Chiefs building 'dynasty' under Rennie
For much of Super Rugby's history, the Chiefs have promised much but wallowed in mediocrity. That all changed in 2011 when Dave Rennie succeeded Ian Foster and was given the job of turning their fortunes around.
Success under the former Wellington, Manawatu and New Zealand under-20 coach was immediate.
Rennie became the first rookie coach to win the title in 2012 and on Saturday the Chiefs could become just the fourth side to retain the crown, cementing what many pundits in New Zealand regard as the beginning of a dynasty.
That word is seldom used by the Chiefs, however.
"It's more a media thing and we don't tend to talk about it," Rennie told Reuters via telephone on Thursday. "A dynasty is something you look back on.
"You win X amount of titles and think that was a pretty special time but what we're trying to do is create an environment that people want to be part of.
"From a retention and recruitment point of view we want people to want to move here. It's all about good people really and that's what makes this group strong."
It was not always that way.
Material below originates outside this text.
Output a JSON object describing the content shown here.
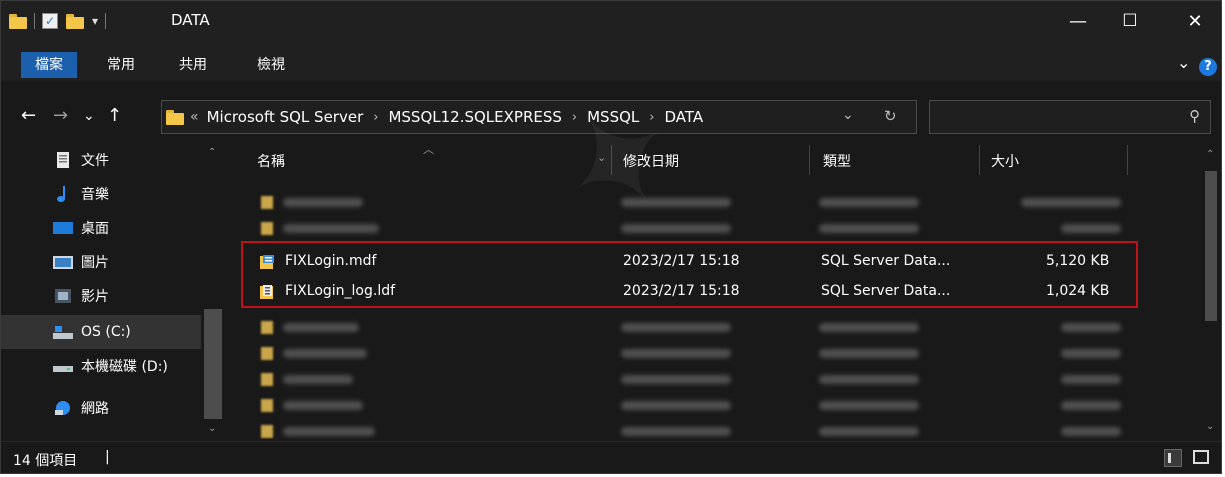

In the earliest days of Super Rugby the Chiefs had an uneasily contrived existence, with the North Harbour province feeding into the franchise to ensure the Blues were not a virtual All Blacks team.
In 1999 they reverted to a more natural geographic membership, though their finishes were mostly mid-table with a semifinal appearance in 2004 and a 61-17 hammering at the hands of the Bulls in the 2009 final their only playoff experience.
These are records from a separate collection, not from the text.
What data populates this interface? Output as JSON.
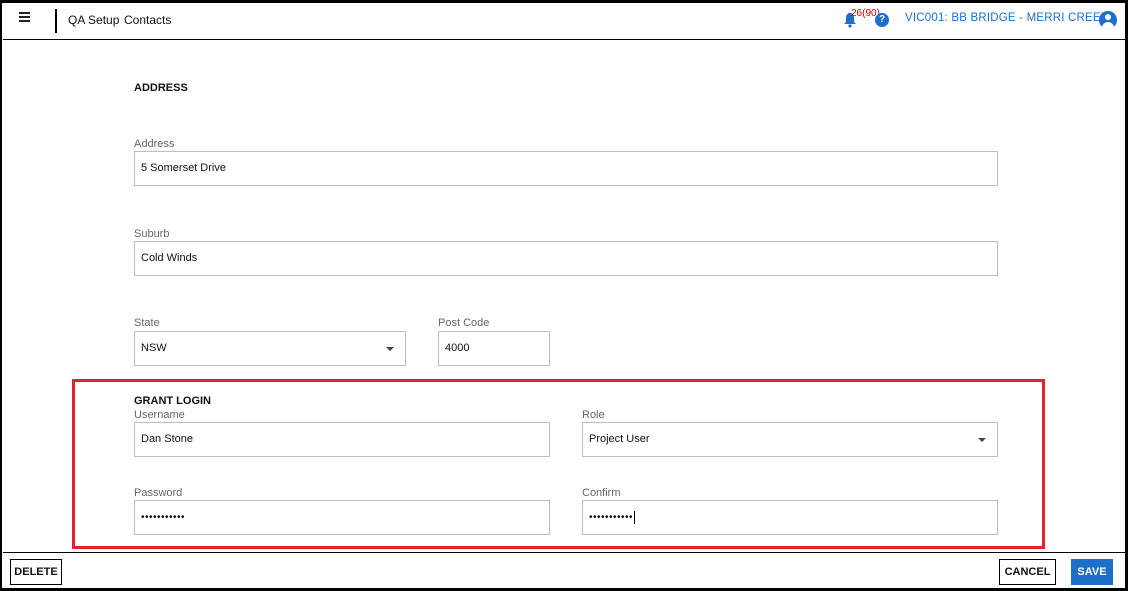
{
  "header": {
    "breadcrumb": [
      "QA Setup",
      "Contacts"
    ],
    "notification_count": "26(90)",
    "help_icon": "?",
    "site_name": "VIC001: BB BRIDGE - MERRI CREEK"
  },
  "address_section": {
    "title": "ADDRESS",
    "address": {
      "label": "Address",
      "value": "5 Somerset Drive"
    },
    "suburb": {
      "label": "Suburb",
      "value": "Cold Winds"
    },
    "state": {
      "label": "State",
      "value": "NSW"
    },
    "post_code": {
      "label": "Post Code",
      "value": "4000"
    }
  },
  "grant_login": {
    "title": "GRANT LOGIN",
    "username": {
      "label": "Username",
      "value": "Dan Stone"
    },
    "role": {
      "label": "Role",
      "value": "Project User"
    },
    "password": {
      "label": "Password",
      "value": "•••••••••••"
    },
    "confirm": {
      "label": "Confirm",
      "value": "•••••••••••"
    }
  },
  "footer": {
    "delete_label": "DELETE",
    "cancel_label": "CANCEL",
    "save_label": "SAVE"
  },
  "colors": {
    "accent": "#1e6fc9",
    "highlight": "#e0232d",
    "notification": "#d00000"
  },
  "icons": {
    "menu": "hamburger-icon",
    "notifications": "bell-icon",
    "help": "help-icon",
    "account": "user-circle-icon",
    "dropdown": "caret-down-icon"
  }
}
They slumped after that loss to the Bulls, finishing 11th in 2010 and 10th in 2011, before Foster decided the team needed a fresh focus.
Rennie took over a team losing a number of established All Blacks, such as Mils Muliaina and Sitiveni Sivivatu, who were heading overseas after the 2011 World Cup.
Losing them was both a blessing and a curse.
While he lost their experience, Rennies could shape the squad the way he wanted, picking young players and nurturing their development.
Rennie's track record in developing younger players was already proven after he had taken the 'Baby Blacks' to three successive under-20 world titles and reinvigorated the fortunes of Manawatu.
Several players from those sides have followed him to Hamilton.
Rennie has also shown an ability to identify talent in unheralded players and turn them into Super Rugby starters.
Winger Asaeli Tikoroituma, for example, was playing provincial rugby for third-tier Wanganui before he moved to Manawatu, while No 8 Matt Vant Leven had only played club rugby.
Assistant coach Tom Coventry has also been an important recruiter and enticed the likes of Brodie Retallick and Andrew Horrell to Hamilton from the Hawke's Bay provincial side where he worked as an assistant coach.
Retallick has since established himself as a first-choice All Blacks lock.
Others, like team captain Craig Clarke and Samoa's World Cup captain Mahonri Schwalger, were vastly experienced and the type of players prepared to just roll up their sleeves and go about their business to ensure the team succeeded.
While Sonny Bill Williams sprinkled a little stardust over the 2012 team, it is the likes of Clarke and Schwalger who best reflect Rennie's uncomplicated approach.
A happy working environment is conducive to a productive team culture, one in which the players will go out on to the field and not want to let their teammates down.
It also helps keeps egos from becoming over-inflated.
A hands on coach, Rennie is also careful to share the credit with assistants Wayne Smith, Coventry and Andrew Strawbridge, who, he said, gelled as a unit because none were 'yes men' and tactics and selections were heatedly debated.
Each has an opinion, which he listens to, then as the head coach he calls the play.
"Fair enough too," Rennie told Fairfax Media. "Ultimately we have to take responsibility. If we win a championship then we deflect all the praise to the players."